------ Records shown ------

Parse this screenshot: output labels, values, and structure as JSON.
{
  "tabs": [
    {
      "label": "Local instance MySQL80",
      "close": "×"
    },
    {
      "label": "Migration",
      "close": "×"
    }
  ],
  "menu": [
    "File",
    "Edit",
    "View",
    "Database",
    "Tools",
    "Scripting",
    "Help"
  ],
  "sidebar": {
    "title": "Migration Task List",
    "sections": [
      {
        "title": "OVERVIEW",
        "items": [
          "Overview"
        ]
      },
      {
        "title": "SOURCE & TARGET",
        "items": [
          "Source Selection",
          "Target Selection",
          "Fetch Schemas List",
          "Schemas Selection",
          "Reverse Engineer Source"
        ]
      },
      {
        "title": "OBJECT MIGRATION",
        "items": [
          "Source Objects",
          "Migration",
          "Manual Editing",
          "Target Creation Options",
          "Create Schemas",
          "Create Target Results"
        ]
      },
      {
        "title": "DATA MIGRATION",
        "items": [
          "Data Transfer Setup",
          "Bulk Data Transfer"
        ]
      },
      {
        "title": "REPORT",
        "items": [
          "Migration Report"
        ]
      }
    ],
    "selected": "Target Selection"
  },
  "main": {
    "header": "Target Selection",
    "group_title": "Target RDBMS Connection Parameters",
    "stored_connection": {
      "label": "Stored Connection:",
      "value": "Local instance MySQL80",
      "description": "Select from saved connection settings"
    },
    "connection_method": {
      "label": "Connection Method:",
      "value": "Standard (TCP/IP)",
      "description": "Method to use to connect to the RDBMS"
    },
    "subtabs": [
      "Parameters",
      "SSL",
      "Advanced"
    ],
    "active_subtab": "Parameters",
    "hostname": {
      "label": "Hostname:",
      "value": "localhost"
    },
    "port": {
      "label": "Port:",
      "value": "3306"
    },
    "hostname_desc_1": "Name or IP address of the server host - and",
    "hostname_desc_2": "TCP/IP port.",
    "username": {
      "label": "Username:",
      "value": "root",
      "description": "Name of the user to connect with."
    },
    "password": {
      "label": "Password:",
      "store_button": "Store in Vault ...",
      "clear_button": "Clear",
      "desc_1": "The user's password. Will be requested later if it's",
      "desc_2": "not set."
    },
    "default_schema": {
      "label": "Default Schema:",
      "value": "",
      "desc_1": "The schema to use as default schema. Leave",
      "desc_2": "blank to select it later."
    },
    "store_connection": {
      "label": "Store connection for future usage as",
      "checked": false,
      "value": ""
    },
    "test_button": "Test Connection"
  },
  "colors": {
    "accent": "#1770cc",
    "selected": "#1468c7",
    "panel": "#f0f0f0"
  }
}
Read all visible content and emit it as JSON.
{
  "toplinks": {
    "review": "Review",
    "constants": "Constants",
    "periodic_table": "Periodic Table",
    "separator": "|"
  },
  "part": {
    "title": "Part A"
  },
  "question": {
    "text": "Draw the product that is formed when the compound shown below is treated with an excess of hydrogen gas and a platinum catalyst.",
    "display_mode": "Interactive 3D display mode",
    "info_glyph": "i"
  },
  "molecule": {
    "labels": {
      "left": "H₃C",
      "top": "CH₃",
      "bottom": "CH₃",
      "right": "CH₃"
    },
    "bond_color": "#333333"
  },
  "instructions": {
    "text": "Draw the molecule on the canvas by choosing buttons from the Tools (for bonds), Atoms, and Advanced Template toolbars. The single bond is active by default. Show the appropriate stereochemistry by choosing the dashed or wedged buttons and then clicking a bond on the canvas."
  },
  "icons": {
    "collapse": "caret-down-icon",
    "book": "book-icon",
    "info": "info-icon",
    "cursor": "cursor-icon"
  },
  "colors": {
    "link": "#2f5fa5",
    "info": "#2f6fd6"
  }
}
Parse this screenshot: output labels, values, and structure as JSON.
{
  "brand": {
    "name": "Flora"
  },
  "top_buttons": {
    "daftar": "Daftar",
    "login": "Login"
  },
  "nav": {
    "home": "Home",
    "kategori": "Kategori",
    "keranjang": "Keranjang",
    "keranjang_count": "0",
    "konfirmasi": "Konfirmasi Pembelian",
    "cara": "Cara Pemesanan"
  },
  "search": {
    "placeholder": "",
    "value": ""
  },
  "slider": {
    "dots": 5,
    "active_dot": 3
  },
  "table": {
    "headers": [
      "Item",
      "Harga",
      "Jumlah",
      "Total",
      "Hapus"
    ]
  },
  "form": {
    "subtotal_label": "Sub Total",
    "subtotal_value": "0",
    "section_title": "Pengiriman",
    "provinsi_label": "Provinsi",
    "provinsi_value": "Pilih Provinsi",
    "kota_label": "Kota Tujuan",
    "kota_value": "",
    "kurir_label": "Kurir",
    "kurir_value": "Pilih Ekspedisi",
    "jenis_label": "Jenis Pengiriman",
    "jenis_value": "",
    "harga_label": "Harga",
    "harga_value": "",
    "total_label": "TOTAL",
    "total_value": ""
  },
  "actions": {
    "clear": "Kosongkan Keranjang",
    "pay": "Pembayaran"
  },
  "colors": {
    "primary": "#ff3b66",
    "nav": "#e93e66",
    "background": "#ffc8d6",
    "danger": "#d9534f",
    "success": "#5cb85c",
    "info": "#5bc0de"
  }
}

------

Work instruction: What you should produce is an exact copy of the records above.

Response:
Parse this screenshot: output labels, values, and structure as JSON.
{
  "tabs": [
    {
      "label": "Local instance MySQL80",
      "close": "×"
    },
    {
      "label": "Migration",
      "close": "×"
    }
  ],
  "menu": [
    "File",
    "Edit",
    "View",
    "Database",
    "Tools",
    "Scripting",
    "Help"
  ],
  "sidebar": {
    "title": "Migration Task List",
    "sections": [
      {
        "title": "OVERVIEW",
        "items": [
          "Overview"
        ]
      },
      {
        "title": "SOURCE & TARGET",
        "items": [
          "Source Selection",
          "Target Selection",
          "Fetch Schemas List",
          "Schemas Selection",
          "Reverse Engineer Source"
        ]
      },
      {
        "title": "OBJECT MIGRATION",
        "items": [
          "Source Objects",
          "Migration",
          "Manual Editing",
          "Target Creation Options",
          "Create Schemas",
          "Create Target Results"
        ]
      },
      {
        "title": "DATA MIGRATION",
        "items": [
          "Data Transfer Setup",
          "Bulk Data Transfer"
        ]
      },
      {
        "title": "REPORT",
        "items": [
          "Migration Report"
        ]
      }
    ],
    "selected": "Target Selection"
  },
  "main": {
    "header": "Target Selection",
    "group_title": "Target RDBMS Connection Parameters",
    "stored_connection": {
      "label": "Stored Connection:",
      "value": "Local instance MySQL80",
      "description": "Select from saved connection settings"
    },
    "connection_method": {
      "label": "Connection Method:",
      "value": "Standard (TCP/IP)",
      "description": "Method to use to connect to the RDBMS"
    },
    "subtabs": [
      "Parameters",
      "SSL",
      "Advanced"
    ],
    "active_subtab": "Parameters",
    "hostname": {
      "label": "Hostname:",
      "value": "localhost"
    },
    "port": {
      "label": "Port:",
      "value": "3306"
    },
    "hostname_desc_1": "Name or IP address of the server host - and",
    "hostname_desc_2": "TCP/IP port.",
    "username": {
      "label": "Username:",
      "value": "root",
      "description": "Name of the user to connect with."
    },
    "password": {
      "label": "Password:",
      "store_button": "Store in Vault ...",
      "clear_button": "Clear",
      "desc_1": "The user's password. Will be requested later if it's",
      "desc_2": "not set."
    },
    "default_schema": {
      "label": "Default Schema:",
      "value": "",
      "desc_1": "The schema to use as default schema. Leave",
      "desc_2": "blank to select it later."
    },
    "store_connection": {
      "label": "Store connection for future usage as",
      "checked": false,
      "value": ""
    },
    "test_button": "Test Connection"
  },
  "colors": {
    "accent": "#1770cc",
    "selected": "#1468c7",
    "panel": "#f0f0f0"
  }
}
Read all visible content and emit it as JSON.
{
  "toplinks": {
    "review": "Review",
    "constants": "Constants",
    "periodic_table": "Periodic Table",
    "separator": "|"
  },
  "part": {
    "title": "Part A"
  },
  "question": {
    "text": "Draw the product that is formed when the compound shown below is treated with an excess of hydrogen gas and a platinum catalyst.",
    "display_mode": "Interactive 3D display mode",
    "info_glyph": "i"
  },
  "molecule": {
    "labels": {
      "left": "H₃C",
      "top": "CH₃",
      "bottom": "CH₃",
      "right": "CH₃"
    },
    "bond_color": "#333333"
  },
  "instructions": {
    "text": "Draw the molecule on the canvas by choosing buttons from the Tools (for bonds), Atoms, and Advanced Template toolbars. The single bond is active by default. Show the appropriate stereochemistry by choosing the dashed or wedged buttons and then clicking a bond on the canvas."
  },
  "icons": {
    "collapse": "caret-down-icon",
    "book": "book-icon",
    "info": "info-icon",
    "cursor": "cursor-icon"
  },
  "colors": {
    "link": "#2f5fa5",
    "info": "#2f6fd6"
  }
}
Parse this screenshot: output labels, values, and structure as JSON.
{
  "brand": {
    "name": "Flora"
  },
  "top_buttons": {
    "daftar": "Daftar",
    "login": "Login"
  },
  "nav": {
    "home": "Home",
    "kategori": "Kategori",
    "keranjang": "Keranjang",
    "keranjang_count": "0",
    "konfirmasi": "Konfirmasi Pembelian",
    "cara": "Cara Pemesanan"
  },
  "search": {
    "placeholder": "",
    "value": ""
  },
  "slider": {
    "dots": 5,
    "active_dot": 3
  },
  "table": {
    "headers": [
      "Item",
      "Harga",
      "Jumlah",
      "Total",
      "Hapus"
    ]
  },
  "form": {
    "subtotal_label": "Sub Total",
    "subtotal_value": "0",
    "section_title": "Pengiriman",
    "provinsi_label": "Provinsi",
    "provinsi_value": "Pilih Provinsi",
    "kota_label": "Kota Tujuan",
    "kota_value": "",
    "kurir_label": "Kurir",
    "kurir_value": "Pilih Ekspedisi",
    "jenis_label": "Jenis Pengiriman",
    "jenis_value": "",
    "harga_label": "Harga",
    "harga_value": "",
    "total_label": "TOTAL",
    "total_value": ""
  },
  "actions": {
    "clear": "Kosongkan Keranjang",
    "pay": "Pembayaran"
  },
  "colors": {
    "primary": "#ff3b66",
    "nav": "#e93e66",
    "background": "#ffc8d6",
    "danger": "#d9534f",
    "success": "#5cb85c",
    "info": "#5bc0de"
  }
}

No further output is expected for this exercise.